What does that mean?

Let’s look at two different couples walking in to your store to buy a new refrigerator. Couple number one is a retired man and his wife who want to replace their 20-year old fridge. The words “fixed income” probably come to mind. We’ll assume you’ve asked a few qualifying questions to determine their specific needs which are likely to center around economy. Therefore, you’ll want to discuss such topics as dependability, low energy costs, longer food storage capabilities which stretch a food budget and perhaps a service plan that can eliminate unexpected repair costs.

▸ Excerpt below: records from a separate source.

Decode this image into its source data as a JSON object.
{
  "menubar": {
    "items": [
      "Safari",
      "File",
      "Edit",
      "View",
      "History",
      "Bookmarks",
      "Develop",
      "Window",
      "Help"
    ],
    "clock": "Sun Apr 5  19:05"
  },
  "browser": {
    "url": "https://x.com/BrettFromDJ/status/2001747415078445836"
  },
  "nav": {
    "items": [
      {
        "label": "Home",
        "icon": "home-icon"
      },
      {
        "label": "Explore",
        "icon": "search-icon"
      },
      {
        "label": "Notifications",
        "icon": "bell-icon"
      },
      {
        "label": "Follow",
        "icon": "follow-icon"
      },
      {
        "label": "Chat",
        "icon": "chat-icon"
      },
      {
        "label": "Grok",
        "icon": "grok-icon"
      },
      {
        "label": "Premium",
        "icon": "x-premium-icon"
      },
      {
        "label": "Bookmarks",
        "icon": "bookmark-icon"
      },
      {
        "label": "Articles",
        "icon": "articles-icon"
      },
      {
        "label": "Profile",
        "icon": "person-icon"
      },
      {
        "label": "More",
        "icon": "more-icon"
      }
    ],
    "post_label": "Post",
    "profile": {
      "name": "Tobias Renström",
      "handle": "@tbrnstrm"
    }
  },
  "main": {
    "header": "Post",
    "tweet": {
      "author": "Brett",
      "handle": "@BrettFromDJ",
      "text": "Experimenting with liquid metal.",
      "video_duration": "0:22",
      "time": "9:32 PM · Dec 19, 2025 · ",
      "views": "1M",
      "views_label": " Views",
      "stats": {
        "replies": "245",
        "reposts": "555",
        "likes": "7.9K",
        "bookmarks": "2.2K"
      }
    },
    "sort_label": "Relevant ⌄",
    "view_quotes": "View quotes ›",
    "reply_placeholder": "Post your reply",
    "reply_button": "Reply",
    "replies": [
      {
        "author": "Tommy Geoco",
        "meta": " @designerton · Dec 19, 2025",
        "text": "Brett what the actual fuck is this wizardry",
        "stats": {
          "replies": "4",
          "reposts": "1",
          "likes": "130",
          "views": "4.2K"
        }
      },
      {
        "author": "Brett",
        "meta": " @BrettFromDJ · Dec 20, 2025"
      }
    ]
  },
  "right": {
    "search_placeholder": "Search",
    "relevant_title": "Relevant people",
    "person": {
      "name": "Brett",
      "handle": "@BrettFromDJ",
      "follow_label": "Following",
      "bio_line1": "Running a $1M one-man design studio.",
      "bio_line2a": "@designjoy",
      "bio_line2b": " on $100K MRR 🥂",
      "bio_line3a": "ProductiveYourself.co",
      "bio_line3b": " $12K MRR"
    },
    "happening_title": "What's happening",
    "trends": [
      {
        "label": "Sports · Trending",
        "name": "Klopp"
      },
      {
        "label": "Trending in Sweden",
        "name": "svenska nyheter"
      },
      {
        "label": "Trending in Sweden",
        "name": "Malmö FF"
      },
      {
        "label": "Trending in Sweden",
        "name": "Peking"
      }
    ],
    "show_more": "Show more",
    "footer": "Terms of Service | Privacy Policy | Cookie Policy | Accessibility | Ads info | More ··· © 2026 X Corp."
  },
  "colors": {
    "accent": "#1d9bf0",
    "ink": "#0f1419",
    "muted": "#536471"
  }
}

Couple number two is young and just starting out. Would you use the same approach? No. You would accent the features and benefits that apply to their specific situation. The features on the unit may be the same, but you will present the benefits in a different light, one viewed from their perspective. For example, they may be cost conscious, like the older couple, and want to look at lower-priced models. You even may refer them to the same model the other couple chose, but you would handle it differently as they may be more interested in features such as outside water and ice dispensers, sections with adjustable temperatures and so on. You may even win them over to a larger model with a higher investment when they realize the longevity of the higher quality brands. The slightly greater investment they make now will likely be offset by the replacement cost they’ll avoid down the road. In truth, the larger unit may be the most cost-effective decision.

In other words, pro speaks a lot of different languages. You speak old folks. You speak young family. You speak CEO and you speak GED. The language all depends upon the needs of the individual buyers.

If you want to test this, try talking in normal business terms to a five year old. He or she will lose interest almost immediately. But then try speaking on the child’s level and just watch the happy animation appear on that tiny face as he or she realizes you have just entered the five-year old world. It’s like magic. And the same technique will work magic in sales.

Copyright Tom Hopkins International, Inc.

The Tools of a Real Estate Pro

Every profession has certain tools, which, once mastered, will allow you the opportunity to become one of the great ones in that field. In this post, we’ll go over the tools of a real estate pro.

Let me begin with examples from other professions. A professional golfer is paid in direct proportion to his or her ability to take a piece of steel at the end of a stick and bring it down to touch a small, white ball at the right time and place to send it hundreds of yards, eventually dropping into a small hole. Someone like Jordan Speith is very professional because he has mastered the use of his tools (and won one of the green jackets at the Masters Tournament).

A professional fighter is paid for how well he uses his fists; a surgeon, the scalpel; the carpenter must master the use of saws, hammers, and power tools. The people in each of these lines of work develop their skills through years of study, practice, and experience before they can consider themselves professionals in their fields. If they’re smart, they learn not only by their own experiences, but through the experiences of others .

The same thing applies to you in real estate. You can’t become a real estate professional without learning what one does, can you? My goal in training is to help you realize that you’re no different from any other professional person. As a real estate agent, you must primarily learn how to use your eyes, ears, and mouth because one of your most important tools is your ability to create exciting, colorful images, thus leading people to the decision to own real estate.

You see, selling real estate is no different from any other profession. People in every field of endeavor are paid in direct proportion to the amount of service they give. You, as a real estate salesperson, are as professional as the income you earn. So, in other words, if you’re not making enough money, you’re not giving enough service. Read my other blog posts for real estate professionals to learn the strategies and tactics of a true real estate pro. Then, enjoy the fruits of your labors as an empowered agent!

Copyright Tom Hopkins real estate training International, Inc.